• **TASK DESCRIPTION**:
Keep each line of the material that includes "Agent", and leave out the rest.

[WORKING DATA Boundary: Start]

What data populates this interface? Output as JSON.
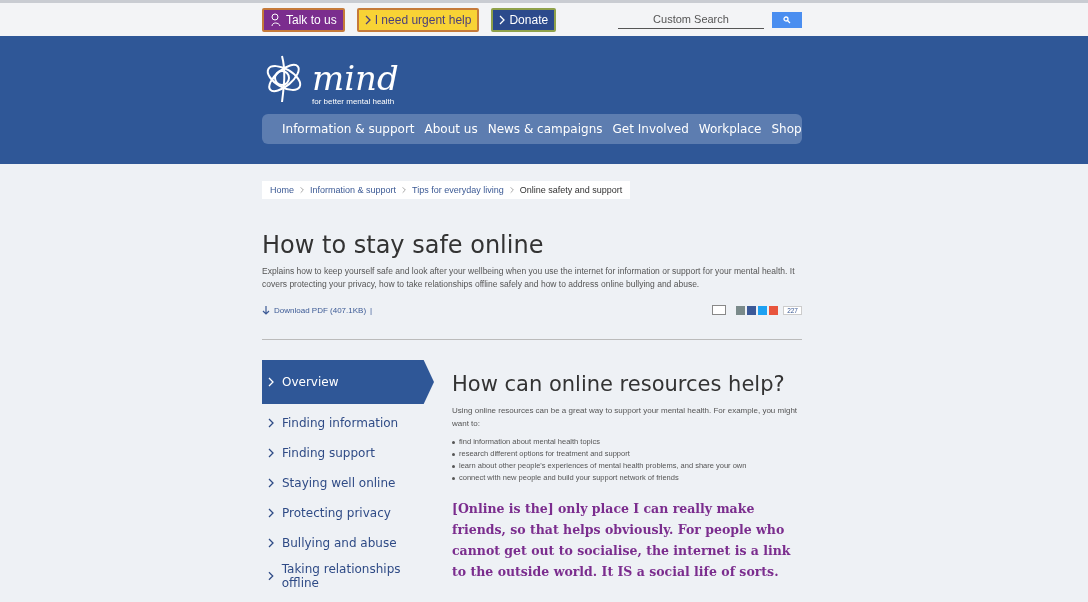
{
  "top_bar": {
    "buttons": [
      {
        "label": "Talk to us",
        "kind": "talk"
      },
      {
        "label": "I need urgent help",
        "kind": "urgent"
      },
      {
        "label": "Donate",
        "kind": "donate"
      }
    ],
    "search": {
      "placeholder": "Custom Search"
    }
  },
  "logo": {
    "name": "mind",
    "tagline": "for better mental health"
  },
  "nav": {
    "items": [
      "Information & support",
      "About us",
      "News & campaigns",
      "Get Involved",
      "Workplace",
      "Shop"
    ]
  },
  "breadcrumb": [
    {
      "label": "Home",
      "current": false
    },
    {
      "label": "Information & support",
      "current": false
    },
    {
      "label": "Tips for everyday living",
      "current": false
    },
    {
      "label": "Online safety and support",
      "current": true
    }
  ],
  "page": {
    "title": "How to stay safe online",
    "summary": "Explains how to keep yourself safe and look after your wellbeing when you use the internet for information or support for your mental health. It covers protecting your privacy, how to take relationships offline safely and how to address online bullying and abuse.",
    "download": "Download PDF (407.1KB)",
    "separator": "|",
    "share_count": "227"
  },
  "sidebar": {
    "items": [
      {
        "label": "Overview",
        "selected": true
      },
      {
        "label": "Finding information",
        "selected": false
      },
      {
        "label": "Finding support",
        "selected": false
      },
      {
        "label": "Staying well online",
        "selected": false
      },
      {
        "label": "Protecting privacy",
        "selected": false
      },
      {
        "label": "Bullying and abuse",
        "selected": false
      },
      {
        "label": "Taking relationships offline",
        "selected": false
      }
    ]
  },
  "content": {
    "heading": "How can online resources help?",
    "intro": "Using online resources can be a great way to support your mental health. For example, you might want to:",
    "bullets": [
      "find information about mental health topics",
      "research different options for treatment and support",
      "learn about other people's experiences of mental health problems, and share your own",
      "connect with new people and build your support network of friends"
    ],
    "quote": "[Online is the] only place I can really make friends, so that helps obviously. For people who cannot get out to socialise, the internet is a link to the outside world. It IS a social life of sorts."
  }
}
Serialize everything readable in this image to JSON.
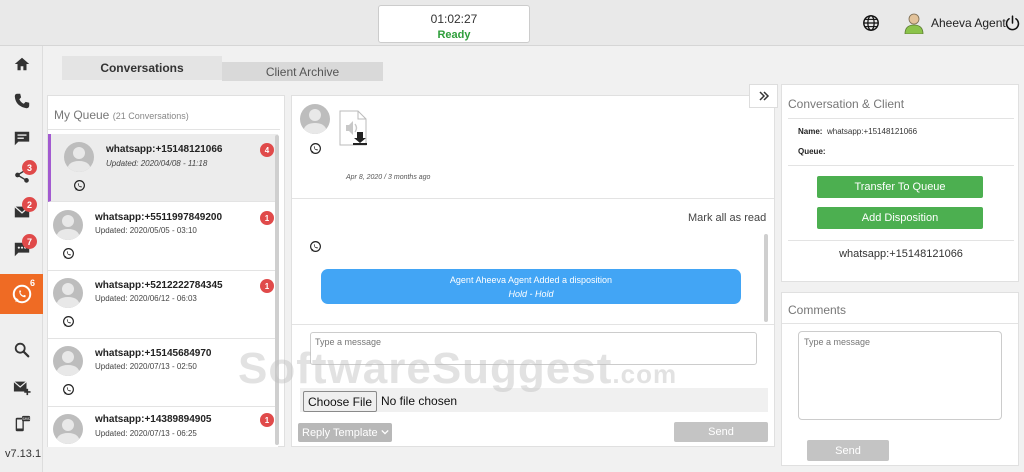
{
  "topbar": {
    "timer": "01:02:27",
    "status": "Ready",
    "status_color": "#2e9e3a",
    "agent_name": "Aheeva Agent"
  },
  "nav": {
    "items": [
      {
        "icon": "home-icon"
      },
      {
        "icon": "phone-icon"
      },
      {
        "icon": "chat-icon"
      },
      {
        "icon": "share-icon",
        "badge": "3"
      },
      {
        "icon": "email-icon",
        "badge": "2"
      },
      {
        "icon": "sms-icon",
        "badge": "7"
      },
      {
        "icon": "whatsapp-icon",
        "badge": "6",
        "active": true
      },
      {
        "icon": "search-icon"
      },
      {
        "icon": "compose-email-icon"
      },
      {
        "icon": "mobile-sms-icon"
      }
    ],
    "version": "v7.13.1",
    "accent": "#ef6b24"
  },
  "tabs": {
    "conversations": "Conversations",
    "client_archive": "Client Archive"
  },
  "queue": {
    "title": "My Queue",
    "count": "(21 Conversations)",
    "items": [
      {
        "name": "whatsapp:+15148121066",
        "updated": "Updated: 2020/04/08 - 11:18",
        "badge": "4",
        "selected": true
      },
      {
        "name": "whatsapp:+5511997849200",
        "updated": "Updated: 2020/05/05 - 03:10",
        "badge": "1"
      },
      {
        "name": "whatsapp:+5212222784345",
        "updated": "Updated: 2020/06/12 - 06:03",
        "badge": "1"
      },
      {
        "name": "whatsapp:+15145684970",
        "updated": "Updated: 2020/07/13 - 02:50",
        "badge": ""
      },
      {
        "name": "whatsapp:+14389894905",
        "updated": "Updated: 2020/07/13 - 06:25",
        "badge": "1"
      }
    ]
  },
  "chat": {
    "message_meta": "Apr 8, 2020 / 3 months ago",
    "mark_all_read": "Mark all as read",
    "disposition_line1": "Agent Aheeva Agent Added a disposition",
    "disposition_line2": "Hold - Hold",
    "input_placeholder": "Type a message",
    "choose_file": "Choose File",
    "no_file": "No file chosen",
    "reply_template": "Reply Template",
    "send": "Send",
    "bubble_color": "#42a5f5"
  },
  "client": {
    "title": "Conversation & Client",
    "name_label": "Name:",
    "name_value": "whatsapp:+15148121066",
    "queue_label": "Queue:",
    "queue_value": "",
    "transfer_button": "Transfer To Queue",
    "disposition_button": "Add Disposition",
    "number": "whatsapp:+15148121066",
    "button_color": "#4caf50"
  },
  "comments": {
    "title": "Comments",
    "placeholder": "Type a message",
    "send": "Send"
  },
  "watermark": {
    "main": "SoftwareSuggest",
    "suffix": ".com"
  }
}
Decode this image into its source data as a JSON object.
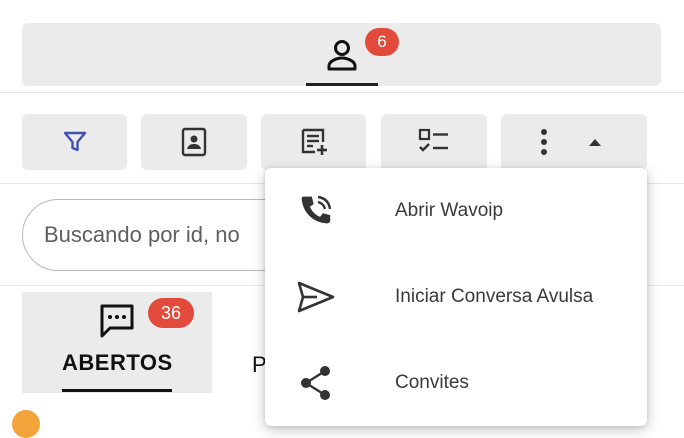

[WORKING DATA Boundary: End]

• **RESPONSE AREA**:
    "agent_name": "Aheeva Agent"
    "disposition_line1": "Agent Aheeva Agent Added a disposition",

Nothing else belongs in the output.